*Work to be completed*: Look for the word "pass" in the records, and copy each line where it appears.

##### Given information #####

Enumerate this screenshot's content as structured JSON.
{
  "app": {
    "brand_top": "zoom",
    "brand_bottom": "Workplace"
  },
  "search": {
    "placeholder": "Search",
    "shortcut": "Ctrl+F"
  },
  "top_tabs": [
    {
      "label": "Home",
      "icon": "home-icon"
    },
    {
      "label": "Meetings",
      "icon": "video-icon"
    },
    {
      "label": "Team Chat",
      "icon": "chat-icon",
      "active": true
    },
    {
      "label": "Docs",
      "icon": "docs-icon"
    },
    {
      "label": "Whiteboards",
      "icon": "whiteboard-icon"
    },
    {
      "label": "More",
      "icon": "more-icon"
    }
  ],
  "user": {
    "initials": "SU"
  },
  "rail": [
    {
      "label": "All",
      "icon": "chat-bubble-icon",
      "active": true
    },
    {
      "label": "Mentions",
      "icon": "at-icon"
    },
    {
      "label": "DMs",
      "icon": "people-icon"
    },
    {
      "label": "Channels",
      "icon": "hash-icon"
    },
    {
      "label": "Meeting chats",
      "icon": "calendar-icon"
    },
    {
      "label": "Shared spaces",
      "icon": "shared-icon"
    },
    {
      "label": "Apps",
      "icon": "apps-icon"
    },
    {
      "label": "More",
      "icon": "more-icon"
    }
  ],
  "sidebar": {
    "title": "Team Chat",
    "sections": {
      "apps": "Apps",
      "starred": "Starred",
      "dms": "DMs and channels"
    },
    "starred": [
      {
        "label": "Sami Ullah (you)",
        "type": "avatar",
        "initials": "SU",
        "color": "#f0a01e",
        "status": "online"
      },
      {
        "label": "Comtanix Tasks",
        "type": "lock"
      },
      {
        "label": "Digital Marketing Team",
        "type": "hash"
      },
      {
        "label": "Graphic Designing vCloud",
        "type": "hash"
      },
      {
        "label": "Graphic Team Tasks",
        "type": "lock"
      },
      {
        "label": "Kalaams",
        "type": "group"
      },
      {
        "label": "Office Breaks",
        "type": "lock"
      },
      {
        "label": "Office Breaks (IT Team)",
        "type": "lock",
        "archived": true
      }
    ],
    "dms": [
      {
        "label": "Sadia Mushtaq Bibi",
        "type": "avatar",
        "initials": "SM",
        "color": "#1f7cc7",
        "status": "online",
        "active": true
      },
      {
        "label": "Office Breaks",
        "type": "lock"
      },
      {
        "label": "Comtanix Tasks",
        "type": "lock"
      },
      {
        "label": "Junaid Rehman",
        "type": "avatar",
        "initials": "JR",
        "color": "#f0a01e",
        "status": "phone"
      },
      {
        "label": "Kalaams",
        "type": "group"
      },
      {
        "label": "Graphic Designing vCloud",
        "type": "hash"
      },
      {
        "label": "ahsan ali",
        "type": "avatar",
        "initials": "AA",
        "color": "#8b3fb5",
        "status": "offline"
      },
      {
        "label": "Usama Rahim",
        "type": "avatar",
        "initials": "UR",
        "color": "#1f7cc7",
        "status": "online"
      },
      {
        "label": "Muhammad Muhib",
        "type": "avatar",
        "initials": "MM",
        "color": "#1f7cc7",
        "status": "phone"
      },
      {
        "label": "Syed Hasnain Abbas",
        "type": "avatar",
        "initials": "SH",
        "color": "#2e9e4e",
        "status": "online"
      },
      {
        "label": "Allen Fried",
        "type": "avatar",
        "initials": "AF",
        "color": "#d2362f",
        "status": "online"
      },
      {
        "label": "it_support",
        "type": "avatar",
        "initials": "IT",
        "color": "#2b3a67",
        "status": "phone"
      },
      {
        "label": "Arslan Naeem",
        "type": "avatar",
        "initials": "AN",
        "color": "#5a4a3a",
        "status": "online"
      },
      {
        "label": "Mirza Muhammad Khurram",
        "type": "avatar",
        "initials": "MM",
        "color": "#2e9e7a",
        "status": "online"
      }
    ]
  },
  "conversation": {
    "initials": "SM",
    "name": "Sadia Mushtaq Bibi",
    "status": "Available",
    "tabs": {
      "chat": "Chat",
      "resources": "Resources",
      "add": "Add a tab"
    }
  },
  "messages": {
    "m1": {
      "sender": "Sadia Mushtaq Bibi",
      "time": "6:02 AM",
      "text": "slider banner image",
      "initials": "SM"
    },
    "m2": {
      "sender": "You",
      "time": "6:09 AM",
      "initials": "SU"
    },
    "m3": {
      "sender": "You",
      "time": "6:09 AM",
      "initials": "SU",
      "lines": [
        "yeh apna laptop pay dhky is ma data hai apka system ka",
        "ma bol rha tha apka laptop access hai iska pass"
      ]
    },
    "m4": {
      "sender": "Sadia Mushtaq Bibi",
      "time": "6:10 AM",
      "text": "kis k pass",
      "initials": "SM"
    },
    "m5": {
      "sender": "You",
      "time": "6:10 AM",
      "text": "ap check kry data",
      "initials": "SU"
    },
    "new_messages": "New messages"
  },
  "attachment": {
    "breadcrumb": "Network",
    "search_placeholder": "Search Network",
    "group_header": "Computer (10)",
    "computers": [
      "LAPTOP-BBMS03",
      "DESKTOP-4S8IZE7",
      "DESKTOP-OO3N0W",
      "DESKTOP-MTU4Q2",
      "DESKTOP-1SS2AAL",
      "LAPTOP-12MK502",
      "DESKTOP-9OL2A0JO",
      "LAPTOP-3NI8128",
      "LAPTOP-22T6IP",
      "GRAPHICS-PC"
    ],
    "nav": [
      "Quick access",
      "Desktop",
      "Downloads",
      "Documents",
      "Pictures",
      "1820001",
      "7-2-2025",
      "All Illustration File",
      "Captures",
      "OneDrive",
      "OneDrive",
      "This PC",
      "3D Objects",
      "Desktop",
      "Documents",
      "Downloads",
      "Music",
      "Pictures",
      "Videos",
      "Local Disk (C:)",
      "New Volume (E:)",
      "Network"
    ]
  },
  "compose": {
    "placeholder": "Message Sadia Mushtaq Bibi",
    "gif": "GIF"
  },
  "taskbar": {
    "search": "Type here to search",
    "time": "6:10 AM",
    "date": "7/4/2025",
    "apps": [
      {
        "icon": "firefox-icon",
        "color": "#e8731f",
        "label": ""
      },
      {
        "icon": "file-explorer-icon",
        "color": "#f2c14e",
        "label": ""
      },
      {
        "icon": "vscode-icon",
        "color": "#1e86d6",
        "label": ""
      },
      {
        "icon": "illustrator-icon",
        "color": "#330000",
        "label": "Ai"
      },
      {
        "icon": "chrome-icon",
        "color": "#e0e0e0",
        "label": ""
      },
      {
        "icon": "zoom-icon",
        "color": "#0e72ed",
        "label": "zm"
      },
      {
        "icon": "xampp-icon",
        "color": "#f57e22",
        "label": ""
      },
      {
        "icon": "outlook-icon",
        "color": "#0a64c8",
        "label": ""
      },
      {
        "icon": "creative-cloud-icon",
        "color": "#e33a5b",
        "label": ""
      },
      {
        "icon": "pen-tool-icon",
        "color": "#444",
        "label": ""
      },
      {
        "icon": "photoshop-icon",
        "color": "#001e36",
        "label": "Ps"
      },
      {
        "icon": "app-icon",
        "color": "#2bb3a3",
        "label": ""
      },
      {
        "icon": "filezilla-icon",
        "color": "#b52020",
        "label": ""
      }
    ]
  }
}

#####

*Your solution*:
        "ma bol rha tha apka laptop access hai iska pass"
      "text": "kis k pass",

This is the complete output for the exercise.